AIM OF THE EXERCISE -> Scan the material below for lines with the string "JSON". State how many there are and nothing else.

GIVEN DATA ->
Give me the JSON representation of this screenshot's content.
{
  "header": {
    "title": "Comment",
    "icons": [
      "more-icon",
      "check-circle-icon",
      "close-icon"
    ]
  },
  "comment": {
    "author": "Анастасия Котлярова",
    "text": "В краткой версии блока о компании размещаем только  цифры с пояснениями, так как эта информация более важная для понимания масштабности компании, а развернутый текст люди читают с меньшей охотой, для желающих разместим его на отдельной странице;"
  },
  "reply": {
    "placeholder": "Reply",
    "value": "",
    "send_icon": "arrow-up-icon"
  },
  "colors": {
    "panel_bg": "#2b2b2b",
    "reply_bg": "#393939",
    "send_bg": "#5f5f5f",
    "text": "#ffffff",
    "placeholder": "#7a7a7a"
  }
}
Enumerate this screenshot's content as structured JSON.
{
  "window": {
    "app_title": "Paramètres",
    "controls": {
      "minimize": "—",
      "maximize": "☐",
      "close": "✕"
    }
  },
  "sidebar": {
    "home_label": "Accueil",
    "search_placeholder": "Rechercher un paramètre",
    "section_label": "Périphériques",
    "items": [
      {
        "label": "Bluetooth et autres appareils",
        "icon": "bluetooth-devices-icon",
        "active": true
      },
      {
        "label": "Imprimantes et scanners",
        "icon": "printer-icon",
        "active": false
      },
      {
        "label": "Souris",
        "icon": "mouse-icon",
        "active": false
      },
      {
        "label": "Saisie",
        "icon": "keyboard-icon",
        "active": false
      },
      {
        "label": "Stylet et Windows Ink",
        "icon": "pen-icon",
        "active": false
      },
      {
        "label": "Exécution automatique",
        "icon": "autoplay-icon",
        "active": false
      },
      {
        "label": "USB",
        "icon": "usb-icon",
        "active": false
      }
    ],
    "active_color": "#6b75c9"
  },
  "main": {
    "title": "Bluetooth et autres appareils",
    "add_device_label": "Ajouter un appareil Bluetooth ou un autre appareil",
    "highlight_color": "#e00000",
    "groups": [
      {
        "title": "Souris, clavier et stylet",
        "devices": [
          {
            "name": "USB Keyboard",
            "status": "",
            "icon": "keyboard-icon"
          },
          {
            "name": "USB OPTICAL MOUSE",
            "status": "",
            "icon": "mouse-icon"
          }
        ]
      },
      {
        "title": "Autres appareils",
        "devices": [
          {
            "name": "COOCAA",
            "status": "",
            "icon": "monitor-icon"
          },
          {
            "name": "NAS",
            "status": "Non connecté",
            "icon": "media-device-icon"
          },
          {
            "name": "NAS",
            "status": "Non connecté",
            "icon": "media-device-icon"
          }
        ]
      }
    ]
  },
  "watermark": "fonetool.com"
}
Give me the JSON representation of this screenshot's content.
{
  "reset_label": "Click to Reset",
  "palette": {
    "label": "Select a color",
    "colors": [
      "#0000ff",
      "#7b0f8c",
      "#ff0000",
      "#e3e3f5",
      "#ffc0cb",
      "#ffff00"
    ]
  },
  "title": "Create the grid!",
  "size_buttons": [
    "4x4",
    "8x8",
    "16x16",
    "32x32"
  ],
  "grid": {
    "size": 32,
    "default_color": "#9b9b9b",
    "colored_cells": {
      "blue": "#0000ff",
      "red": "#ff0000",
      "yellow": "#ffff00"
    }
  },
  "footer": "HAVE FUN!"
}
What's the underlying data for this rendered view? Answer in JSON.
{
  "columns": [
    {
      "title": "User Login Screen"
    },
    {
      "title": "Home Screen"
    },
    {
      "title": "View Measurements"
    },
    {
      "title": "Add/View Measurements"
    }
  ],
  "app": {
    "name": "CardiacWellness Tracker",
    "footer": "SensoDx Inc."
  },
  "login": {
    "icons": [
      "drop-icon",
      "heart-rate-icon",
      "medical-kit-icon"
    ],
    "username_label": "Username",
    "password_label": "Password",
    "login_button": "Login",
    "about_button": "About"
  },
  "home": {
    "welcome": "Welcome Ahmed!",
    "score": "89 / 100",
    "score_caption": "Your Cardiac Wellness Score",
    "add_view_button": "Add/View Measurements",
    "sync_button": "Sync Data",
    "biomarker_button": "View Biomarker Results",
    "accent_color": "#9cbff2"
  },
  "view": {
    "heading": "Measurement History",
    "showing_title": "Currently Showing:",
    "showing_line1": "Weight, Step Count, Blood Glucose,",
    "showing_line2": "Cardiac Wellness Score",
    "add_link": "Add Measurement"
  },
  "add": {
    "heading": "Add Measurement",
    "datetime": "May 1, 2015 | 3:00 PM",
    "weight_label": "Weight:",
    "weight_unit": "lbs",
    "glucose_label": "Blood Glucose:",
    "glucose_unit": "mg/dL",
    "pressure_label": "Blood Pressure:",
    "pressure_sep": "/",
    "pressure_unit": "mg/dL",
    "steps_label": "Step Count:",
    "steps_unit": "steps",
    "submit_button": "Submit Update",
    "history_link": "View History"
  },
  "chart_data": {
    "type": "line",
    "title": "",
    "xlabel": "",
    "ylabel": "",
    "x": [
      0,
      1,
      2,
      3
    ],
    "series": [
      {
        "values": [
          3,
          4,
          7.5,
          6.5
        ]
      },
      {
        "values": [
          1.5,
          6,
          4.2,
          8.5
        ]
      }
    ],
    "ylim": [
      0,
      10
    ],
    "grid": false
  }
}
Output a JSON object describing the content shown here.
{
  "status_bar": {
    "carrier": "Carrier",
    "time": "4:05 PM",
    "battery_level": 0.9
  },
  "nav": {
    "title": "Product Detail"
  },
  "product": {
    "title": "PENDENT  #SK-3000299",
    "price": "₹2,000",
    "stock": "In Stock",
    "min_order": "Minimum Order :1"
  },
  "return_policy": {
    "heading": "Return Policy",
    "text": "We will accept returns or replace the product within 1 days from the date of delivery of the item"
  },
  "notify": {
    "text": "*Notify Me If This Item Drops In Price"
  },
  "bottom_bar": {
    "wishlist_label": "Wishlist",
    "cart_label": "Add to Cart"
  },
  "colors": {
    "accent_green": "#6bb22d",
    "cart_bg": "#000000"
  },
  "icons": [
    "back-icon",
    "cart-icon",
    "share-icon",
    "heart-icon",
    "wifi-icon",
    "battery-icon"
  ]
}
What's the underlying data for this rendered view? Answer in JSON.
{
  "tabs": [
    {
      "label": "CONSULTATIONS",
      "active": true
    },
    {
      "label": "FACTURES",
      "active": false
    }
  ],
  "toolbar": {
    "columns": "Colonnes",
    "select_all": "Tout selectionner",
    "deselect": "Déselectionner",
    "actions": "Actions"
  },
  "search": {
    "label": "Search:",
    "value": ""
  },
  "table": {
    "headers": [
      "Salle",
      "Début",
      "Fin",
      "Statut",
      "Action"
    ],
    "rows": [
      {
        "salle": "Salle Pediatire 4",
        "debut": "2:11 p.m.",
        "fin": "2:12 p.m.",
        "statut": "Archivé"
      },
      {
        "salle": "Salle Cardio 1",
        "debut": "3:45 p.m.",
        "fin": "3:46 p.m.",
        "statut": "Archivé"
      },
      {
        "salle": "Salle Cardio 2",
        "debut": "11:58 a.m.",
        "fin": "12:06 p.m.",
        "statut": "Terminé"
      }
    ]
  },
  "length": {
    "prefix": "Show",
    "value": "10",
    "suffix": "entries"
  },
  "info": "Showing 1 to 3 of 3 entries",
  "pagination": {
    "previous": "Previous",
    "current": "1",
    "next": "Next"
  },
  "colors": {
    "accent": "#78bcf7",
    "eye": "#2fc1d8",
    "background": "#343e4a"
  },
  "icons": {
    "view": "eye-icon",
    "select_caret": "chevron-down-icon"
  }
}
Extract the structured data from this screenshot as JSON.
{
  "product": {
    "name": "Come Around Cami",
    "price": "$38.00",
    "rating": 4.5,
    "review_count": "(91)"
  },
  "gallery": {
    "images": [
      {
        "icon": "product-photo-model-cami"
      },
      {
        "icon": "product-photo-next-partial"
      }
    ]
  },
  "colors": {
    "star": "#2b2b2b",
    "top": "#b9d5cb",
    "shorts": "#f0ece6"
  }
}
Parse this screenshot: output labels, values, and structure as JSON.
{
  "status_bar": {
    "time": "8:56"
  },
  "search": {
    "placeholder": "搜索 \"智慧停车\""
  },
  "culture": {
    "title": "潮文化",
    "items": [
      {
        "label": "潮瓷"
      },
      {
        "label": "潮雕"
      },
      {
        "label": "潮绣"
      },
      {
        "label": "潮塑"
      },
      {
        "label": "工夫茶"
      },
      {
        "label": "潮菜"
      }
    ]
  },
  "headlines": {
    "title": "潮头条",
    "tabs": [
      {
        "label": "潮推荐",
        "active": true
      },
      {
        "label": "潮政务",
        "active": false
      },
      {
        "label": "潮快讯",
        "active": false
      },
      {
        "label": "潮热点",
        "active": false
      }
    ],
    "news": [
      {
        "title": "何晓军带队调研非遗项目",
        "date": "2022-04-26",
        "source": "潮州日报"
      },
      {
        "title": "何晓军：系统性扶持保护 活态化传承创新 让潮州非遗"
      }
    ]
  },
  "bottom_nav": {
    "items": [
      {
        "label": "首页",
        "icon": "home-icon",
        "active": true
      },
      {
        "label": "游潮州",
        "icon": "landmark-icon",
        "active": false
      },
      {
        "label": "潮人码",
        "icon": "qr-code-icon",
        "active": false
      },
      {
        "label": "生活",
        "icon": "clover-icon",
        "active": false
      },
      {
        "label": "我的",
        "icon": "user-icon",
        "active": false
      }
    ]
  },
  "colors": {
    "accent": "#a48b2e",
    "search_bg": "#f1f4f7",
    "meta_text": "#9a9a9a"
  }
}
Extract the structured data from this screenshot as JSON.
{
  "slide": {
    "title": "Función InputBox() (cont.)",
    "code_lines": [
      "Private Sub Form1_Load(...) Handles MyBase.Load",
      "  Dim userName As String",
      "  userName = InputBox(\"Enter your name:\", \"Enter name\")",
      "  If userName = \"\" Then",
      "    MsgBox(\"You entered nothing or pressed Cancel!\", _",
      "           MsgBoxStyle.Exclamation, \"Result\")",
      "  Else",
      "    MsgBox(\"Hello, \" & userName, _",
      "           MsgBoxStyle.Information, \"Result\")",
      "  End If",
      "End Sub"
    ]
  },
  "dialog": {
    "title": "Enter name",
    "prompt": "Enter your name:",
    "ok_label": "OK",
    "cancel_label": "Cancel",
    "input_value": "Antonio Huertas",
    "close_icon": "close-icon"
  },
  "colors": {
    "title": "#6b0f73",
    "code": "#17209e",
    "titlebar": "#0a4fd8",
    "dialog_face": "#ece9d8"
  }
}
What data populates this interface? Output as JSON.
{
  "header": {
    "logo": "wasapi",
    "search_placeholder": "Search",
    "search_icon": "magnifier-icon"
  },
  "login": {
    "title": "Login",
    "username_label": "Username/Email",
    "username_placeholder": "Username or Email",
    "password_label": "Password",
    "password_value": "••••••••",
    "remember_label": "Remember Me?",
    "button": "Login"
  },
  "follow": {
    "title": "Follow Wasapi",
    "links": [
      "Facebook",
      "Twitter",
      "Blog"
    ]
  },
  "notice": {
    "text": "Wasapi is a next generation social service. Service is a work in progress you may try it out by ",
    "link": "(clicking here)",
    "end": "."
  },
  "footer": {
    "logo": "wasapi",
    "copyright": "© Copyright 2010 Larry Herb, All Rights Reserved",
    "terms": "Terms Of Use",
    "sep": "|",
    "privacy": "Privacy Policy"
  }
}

ANSWER SPACE -> 10